    How do you plan to win games playing one of the most boring variations in all of chess? You gave up the accelerated Dragon to play the Burn!? I didn't think it was possible to downgrade from the AD, but clearly, I didn't think it through long enough.
    I'm pretty sure Bd6 like I played is a better move. It is much more active and allows for better play down the e-file as I showed against Qc1 and Bd2. In fact, Be7 is hardly ever played in the Nd7 variation of the Burn. Strong players consider it too passive and the fact that it really leads to no plan makes it even worse.

    As for the Burn variation being boring, it depends on how you play it. For example, if Black plays Be7 and gxf6 instead of Nd7, the game becomes very dynamic/wild and often with opposite side castling. However, I'm not convinced that this is sound after analyzing a lot. Still, Morozevich plays it sometimes and I don't think it is actually bad. Now, of course, my move was Nd7 and I admit that this minimizes imbalances and tends to go towards a draw barring any significant errors from both sides. However, it isn't necessarily boring. c5, e5, and the b6 fianchetto give Black some imbalances to work with and it is still the better player's game. If White choses to castle queenside, the game can also become quite interesting. (especially if Black plays a5) Thus, I don't think your view of this opening is completely accurate. Nonetheless, I see your point and if there was an equally sound response to Nc3 that gave a more dynamic and imbalanced game, I would take it without hesitation. Unfortunately, I haven't found any other response that gives Black such a good game. This time, the highest ELO players are right, as are the engines and statistics. dxe4 is the best way to handle Bg5 if you care about the ultimate truth of the position. Almost every opening has some drawish lines and given that I'm playing Black, that's not so bad. White should be the one disappointed.
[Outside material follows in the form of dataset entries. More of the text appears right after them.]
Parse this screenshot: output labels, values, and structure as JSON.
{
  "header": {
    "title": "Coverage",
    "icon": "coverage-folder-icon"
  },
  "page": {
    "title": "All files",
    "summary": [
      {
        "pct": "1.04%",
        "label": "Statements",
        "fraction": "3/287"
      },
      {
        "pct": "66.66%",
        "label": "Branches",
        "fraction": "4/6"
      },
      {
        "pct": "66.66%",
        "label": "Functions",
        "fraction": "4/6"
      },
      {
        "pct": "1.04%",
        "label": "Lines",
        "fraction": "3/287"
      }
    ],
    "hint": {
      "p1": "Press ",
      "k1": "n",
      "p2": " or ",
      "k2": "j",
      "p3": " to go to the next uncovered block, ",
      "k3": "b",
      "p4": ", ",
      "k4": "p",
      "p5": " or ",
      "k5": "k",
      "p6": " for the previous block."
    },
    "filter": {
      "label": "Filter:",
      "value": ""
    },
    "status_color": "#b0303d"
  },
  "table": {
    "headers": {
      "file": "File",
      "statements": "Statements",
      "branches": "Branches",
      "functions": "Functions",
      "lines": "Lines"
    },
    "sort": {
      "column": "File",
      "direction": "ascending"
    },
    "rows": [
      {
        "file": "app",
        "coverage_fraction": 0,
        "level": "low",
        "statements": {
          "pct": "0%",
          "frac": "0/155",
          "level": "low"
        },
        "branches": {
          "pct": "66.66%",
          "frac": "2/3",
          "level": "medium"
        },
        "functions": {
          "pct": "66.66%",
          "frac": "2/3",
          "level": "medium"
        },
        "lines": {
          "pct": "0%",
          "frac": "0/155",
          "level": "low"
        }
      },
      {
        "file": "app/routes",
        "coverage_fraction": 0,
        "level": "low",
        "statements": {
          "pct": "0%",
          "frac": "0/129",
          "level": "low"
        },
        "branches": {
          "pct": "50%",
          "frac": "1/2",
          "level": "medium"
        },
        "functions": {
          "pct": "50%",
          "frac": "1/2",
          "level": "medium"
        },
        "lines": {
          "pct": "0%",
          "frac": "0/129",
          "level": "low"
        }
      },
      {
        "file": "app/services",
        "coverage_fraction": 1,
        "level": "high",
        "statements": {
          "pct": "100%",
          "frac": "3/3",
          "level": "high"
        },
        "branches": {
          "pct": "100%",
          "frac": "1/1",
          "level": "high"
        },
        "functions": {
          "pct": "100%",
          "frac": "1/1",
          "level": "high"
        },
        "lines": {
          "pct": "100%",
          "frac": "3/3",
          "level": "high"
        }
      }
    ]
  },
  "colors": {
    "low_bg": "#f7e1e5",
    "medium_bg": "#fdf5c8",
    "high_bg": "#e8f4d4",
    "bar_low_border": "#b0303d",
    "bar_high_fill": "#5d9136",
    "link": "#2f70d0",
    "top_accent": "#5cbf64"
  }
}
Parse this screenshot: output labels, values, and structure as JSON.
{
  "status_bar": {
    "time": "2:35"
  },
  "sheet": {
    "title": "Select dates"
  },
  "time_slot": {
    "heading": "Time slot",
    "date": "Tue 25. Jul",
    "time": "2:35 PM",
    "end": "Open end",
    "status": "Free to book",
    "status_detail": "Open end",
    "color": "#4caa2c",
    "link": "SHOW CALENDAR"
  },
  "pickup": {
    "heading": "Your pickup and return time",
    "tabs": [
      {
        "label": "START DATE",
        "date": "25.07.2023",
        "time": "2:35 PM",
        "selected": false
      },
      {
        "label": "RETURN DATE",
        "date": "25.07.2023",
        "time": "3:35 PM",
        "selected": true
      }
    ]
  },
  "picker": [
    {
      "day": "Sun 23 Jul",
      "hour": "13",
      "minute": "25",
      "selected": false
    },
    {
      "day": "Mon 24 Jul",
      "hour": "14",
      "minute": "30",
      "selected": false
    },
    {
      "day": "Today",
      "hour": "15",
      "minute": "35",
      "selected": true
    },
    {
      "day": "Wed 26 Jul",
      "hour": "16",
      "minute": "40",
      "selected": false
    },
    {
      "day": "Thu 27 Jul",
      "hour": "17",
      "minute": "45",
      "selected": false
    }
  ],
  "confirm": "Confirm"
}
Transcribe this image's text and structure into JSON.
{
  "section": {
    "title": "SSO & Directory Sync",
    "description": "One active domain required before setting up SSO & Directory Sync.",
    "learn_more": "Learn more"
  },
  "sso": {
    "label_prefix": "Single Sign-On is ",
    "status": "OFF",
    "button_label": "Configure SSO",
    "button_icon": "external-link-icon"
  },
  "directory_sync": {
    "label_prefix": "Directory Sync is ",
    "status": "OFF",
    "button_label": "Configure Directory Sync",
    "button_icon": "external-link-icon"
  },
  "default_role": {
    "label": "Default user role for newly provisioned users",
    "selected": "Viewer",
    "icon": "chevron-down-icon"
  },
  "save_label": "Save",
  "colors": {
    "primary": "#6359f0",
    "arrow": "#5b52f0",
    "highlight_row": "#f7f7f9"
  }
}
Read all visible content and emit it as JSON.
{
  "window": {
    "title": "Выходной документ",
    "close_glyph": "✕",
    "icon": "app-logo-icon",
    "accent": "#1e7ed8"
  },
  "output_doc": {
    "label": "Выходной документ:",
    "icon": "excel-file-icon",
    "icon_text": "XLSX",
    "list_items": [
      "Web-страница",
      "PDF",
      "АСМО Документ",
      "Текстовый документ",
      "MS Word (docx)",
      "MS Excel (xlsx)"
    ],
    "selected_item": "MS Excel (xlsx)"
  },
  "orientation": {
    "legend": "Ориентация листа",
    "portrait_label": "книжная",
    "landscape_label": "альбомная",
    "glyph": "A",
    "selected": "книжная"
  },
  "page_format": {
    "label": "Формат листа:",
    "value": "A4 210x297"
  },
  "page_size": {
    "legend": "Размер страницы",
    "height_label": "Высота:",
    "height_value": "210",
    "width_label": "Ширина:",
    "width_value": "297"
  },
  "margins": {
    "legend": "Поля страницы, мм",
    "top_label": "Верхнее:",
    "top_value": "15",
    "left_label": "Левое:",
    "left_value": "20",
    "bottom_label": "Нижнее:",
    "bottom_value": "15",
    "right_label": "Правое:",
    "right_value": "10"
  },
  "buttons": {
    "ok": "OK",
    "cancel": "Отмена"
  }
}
    I also think that the Burn gives Black much better play than the Accelerated Dragon when in a Maroczy bind. In the Burn, there aren't many imbalances, but Black has counterplay, as does White. In the Accelerated Dragon, White has an extremely solid setup with ideal piece placement and all the choices. Black on the other hand is stuck for counterplay and can only shift his pieces aimlessly despite the large imbalances. Playing for a6->b5 works sometimes, but not if White is careful and anticipates this idea. I've played the White side of the bind and the Black side (not to mention dozens of hours of analysis); it is not pleasant for Black. I often easily traded queens after Nd5 and with a little more massaging got a superior endgame to win without trouble or risk. This doesn't happen in the Burn and Black does quite well. Just a minor inaccuracy like Qc1 can open the game to his advantage.

    The French variations I've selected are not the sharpest (Winnawer PPV), but I think they are the soundest and most solid. They are variations that I would trust completely. think White has no tangible advantage even with best play in my variaitons (Nf6 vs Nc3, c5 vs Nd2, c5 vs e5, Bd6 in the French exchange). Some may seem drawish, but I would rather have a drawish opening with decent play than an unbalanced unsound one. My ideal opening is still in the air, but I want complete reliability and solidity while still with good winning chances. Both the French and the Najdorf (possiblye5 and other Sicilians too) offer that. Now follows the meticulous process of finding my most suitable defense.

    BTW: I beat a 2000 player in Blitz with the Burn and I'm rated only about 1700. It easily leads to a Black advantage if White overestimates his chances. The same is true in the Caro-Kann which is boring only so long as White knows all of Black's counterplay levers.
  9. 03 May '07 21:43
    Originally posted by exigentsky
    I'm pretty sure Bd6 like I played is a better move. It is much more active and allows for better play down the e-file as I showed against Qc1 and Bd2. In fact, Be7 is hardly ever played in the Nd7 variation of the Burn. Strong players consider it too passive and the fact that it really leads to no plan makes it even worse.

    As for the Burn variation bei ...[text shortened]... nn which is boring only so long as White knows all of Black's counterplay levers.
    Burned!

    Sorry I had to be the first jerk to say that.